One of the most important issues to be addressed in coming years is the post 2015 development framework and the role of eventual Sustainable Development Goals. We have to be able to create a logical, concise framework to guide national and international development efforts, and to allow ECOSOC to take a due role in it.

Let me now turn to possible ways to strengthen ECOSOC:

When the global goal setting for sustainable development has been done, there are various issues related to ECOSOC that we should consider in order to make it work better, for example:

  1. Improved Civil Society and stakeholder participation

It is not enough to let people participate only in setting the goals for our cooperation, as for example the UN Development group rightly is trying to do through regional and thematic consultations on the post 2015 agenda. We also have to ensure that citizens, including the marginalized and vulnerable groups, can participate in bringing about the intended development impact, in following up the progress and in programming for future activities.

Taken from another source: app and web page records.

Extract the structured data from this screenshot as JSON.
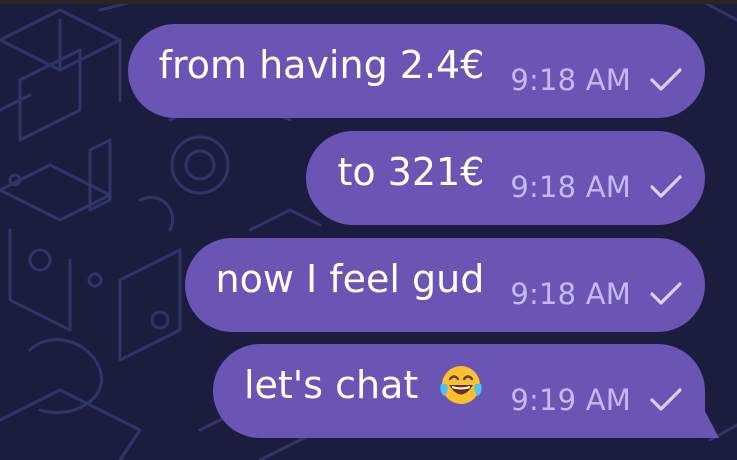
{
  "colors": {
    "background": "#1b1d3e",
    "pattern_line": "#2f3567",
    "bubble": "#6a55b5",
    "message_text": "#ffffff",
    "time_text": "#c5baf0",
    "checkmark": "#d9d2f6"
  },
  "messages": [
    {
      "text": "from having 2.4€",
      "time": "9:18 AM",
      "status_icon": "check-icon"
    },
    {
      "text": "to 321€",
      "time": "9:18 AM",
      "status_icon": "check-icon"
    },
    {
      "text": "now I feel gud",
      "time": "9:18 AM",
      "status_icon": "check-icon"
    },
    {
      "text": "let's chat",
      "time": "9:19 AM",
      "status_icon": "check-icon",
      "emoji": "face-with-tears-of-joy"
    }
  ]
}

  1. Membership and representation

Is the current governance structure of ECOSOC adequate for its strengthened and more active role? In Rio we decided to establish a universal intergovernmental high-level political forum for sustainability issues. ECOSOC Council Membership is currently based on regional representation. Is the current membership broad enough to ensure that views of all countries and stakeholders are properly accommodated? This question becomes relevant, if the new forum will be located organizationally within the framework of ECOSOC. Does the current membership base of the Council allow it to address rapidly emerging sustainability issues?

  1. Cooperation with financial and trade institutions

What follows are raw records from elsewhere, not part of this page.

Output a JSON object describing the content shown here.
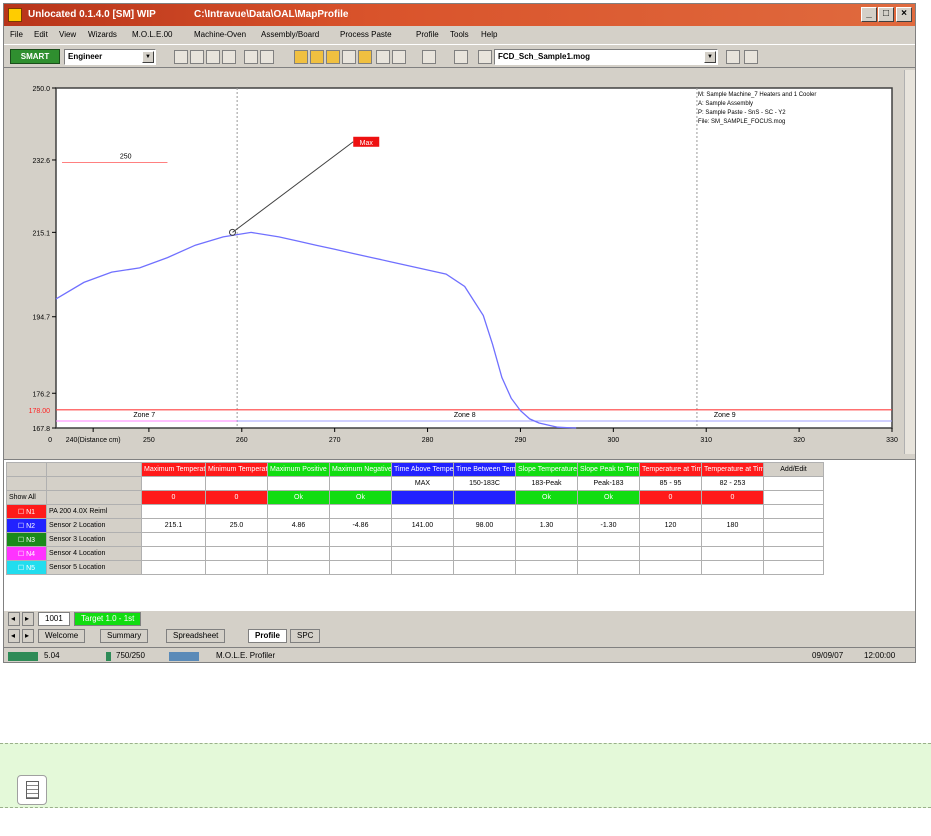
{
  "window": {
    "title": "Unlocated 0.1.4.0 [SM] WIP",
    "path": "C:\\Intravue\\Data\\OAL\\MapProfile"
  },
  "menu": [
    "File",
    "Edit",
    "View",
    "Wizards",
    "M.O.L.E.00",
    "Machine-Oven",
    "Assembly/Board",
    "Process Paste",
    "Profile",
    "Tools",
    "Help"
  ],
  "toolbar": {
    "logo": "SMART",
    "user_level": "Engineer",
    "file_select": "FCD_Sch_Sample1.mog"
  },
  "chart_data": {
    "type": "line",
    "y_ticks": [
      "250.0",
      "232.6",
      "215.1",
      "194.7",
      "176.2",
      "167.8"
    ],
    "x_ticks": [
      "240(Distance cm)",
      "250",
      "260",
      "270",
      "280",
      "290",
      "300",
      "310",
      "320",
      "330"
    ],
    "left_marker": "178.00",
    "upper_label": "250",
    "peak_label": "Max",
    "zones": [
      "Zone 7",
      "Zone 8",
      "Zone 9"
    ],
    "legend": [
      "M: Sample Machine_7 Heaters and 1 Cooler",
      "A: Sample Assembly",
      "P: Sample Paste - SnS - SC - Y2",
      "File: SM_SAMPLE_FOCUS.mog"
    ],
    "x": [
      240,
      243,
      246,
      249,
      252,
      255,
      258,
      261,
      264,
      266,
      268,
      270,
      272,
      274,
      276,
      278,
      280,
      282,
      284,
      286,
      287,
      288,
      289,
      290,
      291,
      292,
      293,
      294,
      295,
      296
    ],
    "y": [
      199,
      203,
      205.5,
      206.5,
      209,
      212,
      214,
      215.1,
      214,
      213,
      212,
      211,
      210,
      209,
      208,
      207,
      206,
      205,
      202,
      195,
      188,
      180,
      175,
      172,
      170,
      169,
      168.5,
      168,
      167.9,
      167.8
    ],
    "ylim": [
      167.8,
      250
    ],
    "xlim": [
      240,
      330
    ]
  },
  "grid": {
    "headers": [
      {
        "label": "Maximum Temperature",
        "color": "#ff1a1a"
      },
      {
        "label": "Minimum Temperature",
        "color": "#ff1a1a"
      },
      {
        "label": "Maximum Positive Slope",
        "color": "#11dd11"
      },
      {
        "label": "Maximum Negative Slope",
        "color": "#11dd11"
      },
      {
        "label": "Time Above Temperature Reference Rising (s)",
        "color": "#2222ff"
      },
      {
        "label": "Time Between Temperature",
        "color": "#2222ff"
      },
      {
        "label": "Slope Temperature to Peak",
        "color": "#11dd11"
      },
      {
        "label": "Slope Peak to Temperature",
        "color": "#11dd11"
      },
      {
        "label": "Temperature at Time Reference",
        "color": "#ff1a1a"
      },
      {
        "label": "Temperature at Time Reference",
        "color": "#ff1a1a"
      },
      {
        "label": "Add/Edit",
        "color": "#d4d0c8"
      }
    ],
    "spec_row": [
      "",
      "",
      "",
      "",
      "MAX",
      "150-183C",
      "183-Peak",
      "Peak-183",
      "85 - 95",
      "82 - 253",
      ""
    ],
    "status_row": [
      {
        "t": "0",
        "c": "#ff1a1a"
      },
      {
        "t": "0",
        "c": "#ff1a1a"
      },
      {
        "t": "Ok",
        "c": "#11dd11"
      },
      {
        "t": "Ok",
        "c": "#11dd11"
      },
      {
        "t": "",
        "c": "#2222ff"
      },
      {
        "t": "",
        "c": "#2222ff"
      },
      {
        "t": "Ok",
        "c": "#11dd11"
      },
      {
        "t": "Ok",
        "c": "#11dd11"
      },
      {
        "t": "0",
        "c": "#ff1a1a"
      },
      {
        "t": "0",
        "c": "#ff1a1a"
      },
      {
        "t": "",
        "c": "#ffffff"
      }
    ],
    "show_all": "Show All",
    "rows": [
      {
        "tag": "N1",
        "color": "#ff1a1a",
        "name": "PA 200 4.0X Reiml",
        "values": [
          "",
          "",
          "",
          "",
          "",
          "",
          "",
          "",
          "",
          ""
        ]
      },
      {
        "tag": "N2",
        "color": "#2222ff",
        "name": "Sensor 2 Location",
        "values": [
          "215.1",
          "25.0",
          "4.86",
          "-4.86",
          "141.00",
          "98.00",
          "1.30",
          "-1.30",
          "120",
          "180"
        ]
      },
      {
        "tag": "N3",
        "color": "#1a8a1a",
        "name": "Sensor 3 Location",
        "values": [
          "",
          "",
          "",
          "",
          "",
          "",
          "",
          "",
          "",
          ""
        ]
      },
      {
        "tag": "N4",
        "color": "#ff33ff",
        "name": "Sensor 4 Location",
        "values": [
          "",
          "",
          "",
          "",
          "",
          "",
          "",
          "",
          "",
          ""
        ]
      },
      {
        "tag": "N5",
        "color": "#22ddee",
        "name": "Sensor 5 Location",
        "values": [
          "",
          "",
          "",
          "",
          "",
          "",
          "",
          "",
          "",
          ""
        ]
      }
    ]
  },
  "tabs1": [
    "1001",
    "Target 1.0 - 1st"
  ],
  "tabs2": [
    "Welcome",
    "Summary",
    "Spreadsheet",
    "Profile",
    "SPC"
  ],
  "status": {
    "s1": "5.04",
    "s2": "750/250",
    "s3": "M.O.L.E. Profiler",
    "date": "09/09/07",
    "time": "12:00:00"
  }
}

The issue and differing views on developing the international environmental governance are well known. There is a need for improvement in ECOSOC’s cooperation with multilateral financial and trade institutions. To be effective, the SDG’s for example, should require governments’ measures in the realm of traditional economic policy, like incentives and taxes to promote sustainable consumption and production patterns, or granting concessions for natural resource use. The three pillars of sustainable development – economic, social and environmental – are truly interlinked and require smooth and effective cooperation between multilateral organizations. To assume a stronger role in the international governance of sustainable development, the ECOSOC therefore has to interact more with the Bretton Woods institutions, World Trade Organization and alike.

  1. Clear goal setting and political guidance

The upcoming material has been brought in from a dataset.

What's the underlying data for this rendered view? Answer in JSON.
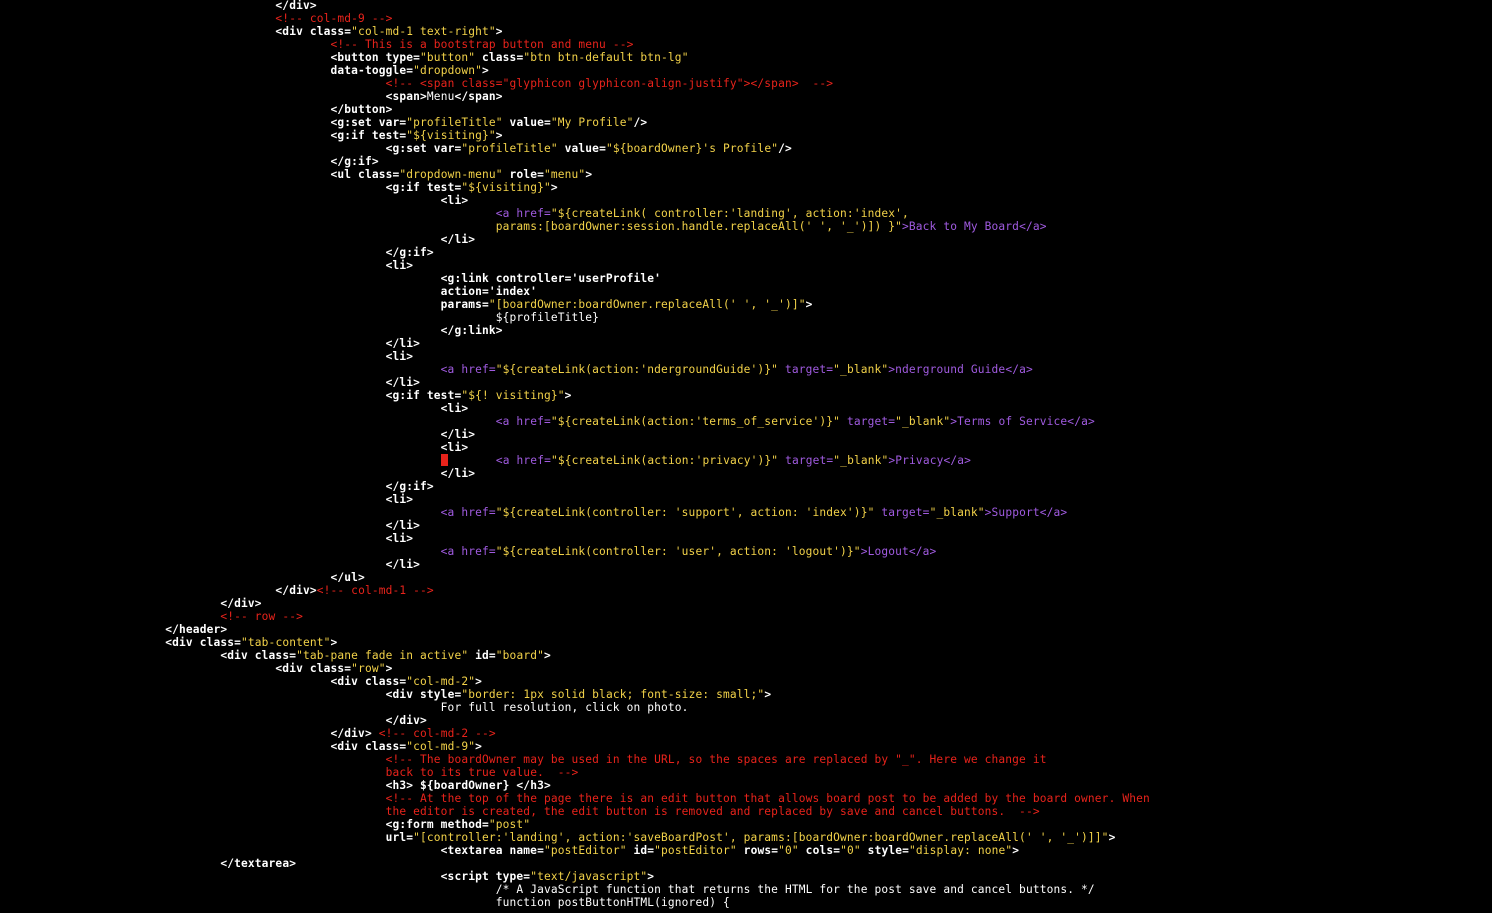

I would like to acknowledge the valuable work done at the moment in many UN organizations and specialized agencies on enhancing the effectiveness and efficiency of their operations. It is of utmost importance that the goals we set and the working methods we choose to achieve them run coherently through the UN system from political level to implementation arrangements. Due attention has to be given to how the political goals are set, and how clearly we actually articulate our instructions to the operational level.

  1. Avoiding overlapping and superfluous bodies & organs

The role and functions of ECOSOC have already been strengthened on a few occasions in the past. The Annual Ministerial Meeting (AMR) and the Development Cooperation Forum (DCF) are significant results of this and have added to the importance of the Council. I would be hesitant, however, to add more bodies or organs to the ECOSOC structure. We should primarily try to get best out of the current structures, even if we want to add to enhance the role of ECOSOC in sustainability issues.

Excellencies, Ladies and Gentlemen,

At the end of the day, ECOSOC, as any multilateral organization or body is just as strong and dynamic as the Member States allow it to be. We, therefore, have to ask ourselves whether we are ready to put the best of our efforts to enhance its role, and whether we are convinced about the benefits of doing so. I hope that we can make sure that discussing ECOSOC’s role will become a serious policy making effort and not just an academic exercise.